SUPPLIED ENTRIES |

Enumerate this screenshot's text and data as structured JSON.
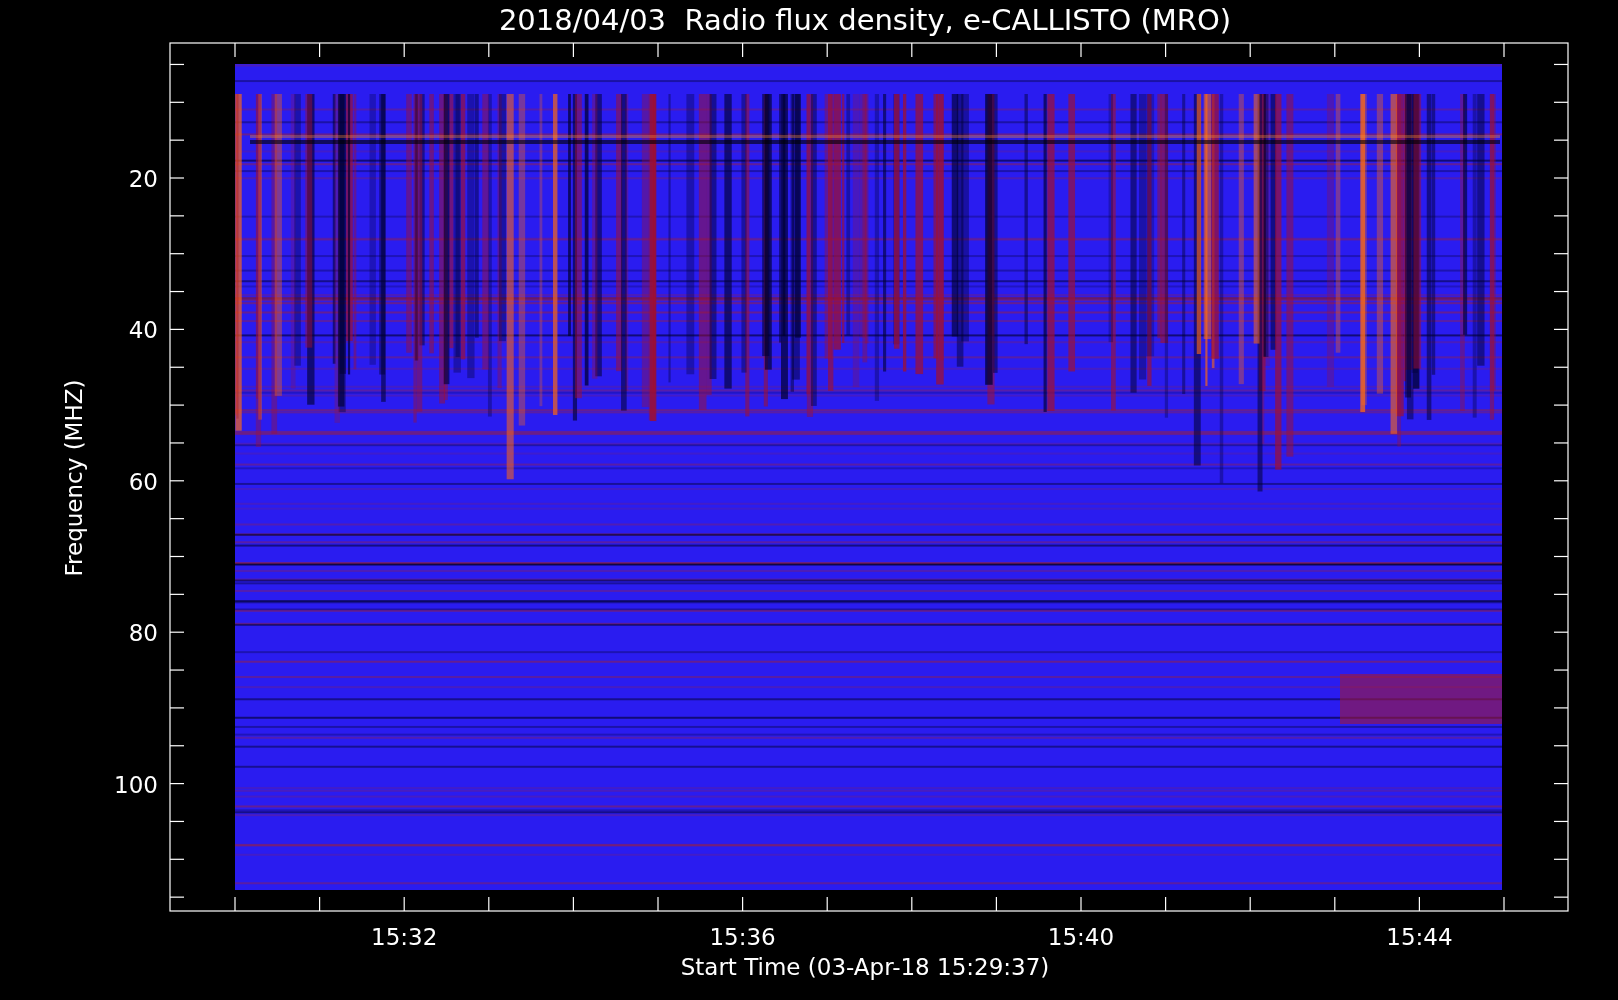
{
  "title": "2018/04/03  Radio flux density, e-CALLISTO (MRO)",
  "y_axis": {
    "label": "Frequency (MHZ)",
    "ticks": [
      "20",
      "40",
      "60",
      "80",
      "100"
    ]
  },
  "x_axis": {
    "label": "Start Time (03-Apr-18 15:29:37)",
    "ticks": [
      "15:32",
      "15:36",
      "15:40",
      "15:44"
    ]
  }
}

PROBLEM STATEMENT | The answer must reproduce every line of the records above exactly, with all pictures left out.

REPLY TO THE TASK |
Enumerate this screenshot's text and data as structured JSON.
{
  "title": "2018/04/03  Radio flux density, e-CALLISTO (MRO)",
  "y_axis": {
    "label": "Frequency (MHZ)",
    "ticks": [
      "20",
      "40",
      "60",
      "80",
      "100"
    ]
  },
  "x_axis": {
    "label": "Start Time (03-Apr-18 15:29:37)",
    "ticks": [
      "15:32",
      "15:36",
      "15:40",
      "15:44"
    ]
  }
}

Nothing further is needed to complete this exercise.